§ **EXERCISE DIRECTIONS**
An exact copy of all the entries is what is needed here.

§ **SUPPLIED DATA**
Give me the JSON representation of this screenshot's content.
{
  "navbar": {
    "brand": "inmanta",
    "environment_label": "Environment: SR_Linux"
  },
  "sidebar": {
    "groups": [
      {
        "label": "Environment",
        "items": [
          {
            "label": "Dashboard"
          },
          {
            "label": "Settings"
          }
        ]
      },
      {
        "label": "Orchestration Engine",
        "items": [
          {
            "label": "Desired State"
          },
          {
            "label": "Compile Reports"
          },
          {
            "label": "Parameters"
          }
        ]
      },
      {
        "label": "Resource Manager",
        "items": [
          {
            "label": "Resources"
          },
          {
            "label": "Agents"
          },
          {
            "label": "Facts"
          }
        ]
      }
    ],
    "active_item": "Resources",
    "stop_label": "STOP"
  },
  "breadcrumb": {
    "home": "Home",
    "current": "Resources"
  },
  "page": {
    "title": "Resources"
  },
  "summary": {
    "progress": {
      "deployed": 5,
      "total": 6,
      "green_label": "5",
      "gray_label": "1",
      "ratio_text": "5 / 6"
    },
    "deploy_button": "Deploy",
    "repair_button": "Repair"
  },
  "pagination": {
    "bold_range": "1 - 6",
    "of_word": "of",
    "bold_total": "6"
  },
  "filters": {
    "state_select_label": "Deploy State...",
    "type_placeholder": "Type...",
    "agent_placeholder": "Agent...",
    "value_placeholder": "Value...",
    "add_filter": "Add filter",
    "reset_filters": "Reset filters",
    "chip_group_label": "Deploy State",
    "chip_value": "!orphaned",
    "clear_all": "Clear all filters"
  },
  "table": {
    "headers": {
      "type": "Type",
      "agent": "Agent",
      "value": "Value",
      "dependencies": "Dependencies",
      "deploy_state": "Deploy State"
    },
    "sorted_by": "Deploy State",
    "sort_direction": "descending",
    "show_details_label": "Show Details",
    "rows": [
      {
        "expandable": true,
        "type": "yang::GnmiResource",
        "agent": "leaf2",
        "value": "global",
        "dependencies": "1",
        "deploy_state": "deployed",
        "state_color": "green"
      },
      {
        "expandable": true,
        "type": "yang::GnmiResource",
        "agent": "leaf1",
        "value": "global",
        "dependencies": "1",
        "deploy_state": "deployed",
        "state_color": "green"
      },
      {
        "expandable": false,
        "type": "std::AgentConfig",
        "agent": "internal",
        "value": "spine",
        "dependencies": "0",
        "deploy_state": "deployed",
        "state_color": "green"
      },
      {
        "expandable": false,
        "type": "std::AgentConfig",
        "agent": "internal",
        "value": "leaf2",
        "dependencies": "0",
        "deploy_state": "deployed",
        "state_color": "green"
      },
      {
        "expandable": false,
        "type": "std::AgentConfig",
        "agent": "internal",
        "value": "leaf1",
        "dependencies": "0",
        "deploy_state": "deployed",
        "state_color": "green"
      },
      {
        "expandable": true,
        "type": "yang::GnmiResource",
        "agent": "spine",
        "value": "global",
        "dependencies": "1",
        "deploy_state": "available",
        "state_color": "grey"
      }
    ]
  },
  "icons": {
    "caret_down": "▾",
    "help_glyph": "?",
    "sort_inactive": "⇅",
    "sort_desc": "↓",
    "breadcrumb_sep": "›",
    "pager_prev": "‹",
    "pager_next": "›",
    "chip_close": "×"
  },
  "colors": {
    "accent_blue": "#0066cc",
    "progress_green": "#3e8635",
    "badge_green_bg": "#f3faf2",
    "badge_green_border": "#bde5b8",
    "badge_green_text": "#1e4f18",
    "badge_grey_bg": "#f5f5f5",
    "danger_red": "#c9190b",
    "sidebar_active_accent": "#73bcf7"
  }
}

§ **WRITTEN ANSWER**
Give me the JSON representation of this screenshot's content.
{
  "navbar": {
    "brand": "inmanta",
    "environment_label": "Environment: SR_Linux"
  },
  "sidebar": {
    "groups": [
      {
        "label": "Environment",
        "items": [
          {
            "label": "Dashboard"
          },
          {
            "label": "Settings"
          }
        ]
      },
      {
        "label": "Orchestration Engine",
        "items": [
          {
            "label": "Desired State"
          },
          {
            "label": "Compile Reports"
          },
          {
            "label": "Parameters"
          }
        ]
      },
      {
        "label": "Resource Manager",
        "items": [
          {
            "label": "Resources"
          },
          {
            "label": "Agents"
          },
          {
            "label": "Facts"
          }
        ]
      }
    ],
    "active_item": "Resources",
    "stop_label": "STOP"
  },
  "breadcrumb": {
    "home": "Home",
    "current": "Resources"
  },
  "page": {
    "title": "Resources"
  },
  "summary": {
    "progress": {
      "deployed": 5,
      "total": 6,
      "green_label": "5",
      "gray_label": "1",
      "ratio_text": "5 / 6"
    },
    "deploy_button": "Deploy",
    "repair_button": "Repair"
  },
  "pagination": {
    "bold_range": "1 - 6",
    "of_word": "of",
    "bold_total": "6"
  },
  "filters": {
    "state_select_label": "Deploy State...",
    "type_placeholder": "Type...",
    "agent_placeholder": "Agent...",
    "value_placeholder": "Value...",
    "add_filter": "Add filter",
    "reset_filters": "Reset filters",
    "chip_group_label": "Deploy State",
    "chip_value": "!orphaned",
    "clear_all": "Clear all filters"
  },
  "table": {
    "headers": {
      "type": "Type",
      "agent": "Agent",
      "value": "Value",
      "dependencies": "Dependencies",
      "deploy_state": "Deploy State"
    },
    "sorted_by": "Deploy State",
    "sort_direction": "descending",
    "show_details_label": "Show Details",
    "rows": [
      {
        "expandable": true,
        "type": "yang::GnmiResource",
        "agent": "leaf2",
        "value": "global",
        "dependencies": "1",
        "deploy_state": "deployed",
        "state_color": "green"
      },
      {
        "expandable": true,
        "type": "yang::GnmiResource",
        "agent": "leaf1",
        "value": "global",
        "dependencies": "1",
        "deploy_state": "deployed",
        "state_color": "green"
      },
      {
        "expandable": false,
        "type": "std::AgentConfig",
        "agent": "internal",
        "value": "spine",
        "dependencies": "0",
        "deploy_state": "deployed",
        "state_color": "green"
      },
      {
        "expandable": false,
        "type": "std::AgentConfig",
        "agent": "internal",
        "value": "leaf2",
        "dependencies": "0",
        "deploy_state": "deployed",
        "state_color": "green"
      },
      {
        "expandable": false,
        "type": "std::AgentConfig",
        "agent": "internal",
        "value": "leaf1",
        "dependencies": "0",
        "deploy_state": "deployed",
        "state_color": "green"
      },
      {
        "expandable": true,
        "type": "yang::GnmiResource",
        "agent": "spine",
        "value": "global",
        "dependencies": "1",
        "deploy_state": "available",
        "state_color": "grey"
      }
    ]
  },
  "icons": {
    "caret_down": "▾",
    "help_glyph": "?",
    "sort_inactive": "⇅",
    "sort_desc": "↓",
    "breadcrumb_sep": "›",
    "pager_prev": "‹",
    "pager_next": "›",
    "chip_close": "×"
  },
  "colors": {
    "accent_blue": "#0066cc",
    "progress_green": "#3e8635",
    "badge_green_bg": "#f3faf2",
    "badge_green_border": "#bde5b8",
    "badge_green_text": "#1e4f18",
    "badge_grey_bg": "#f5f5f5",
    "danger_red": "#c9190b",
    "sidebar_active_accent": "#73bcf7"
  }
}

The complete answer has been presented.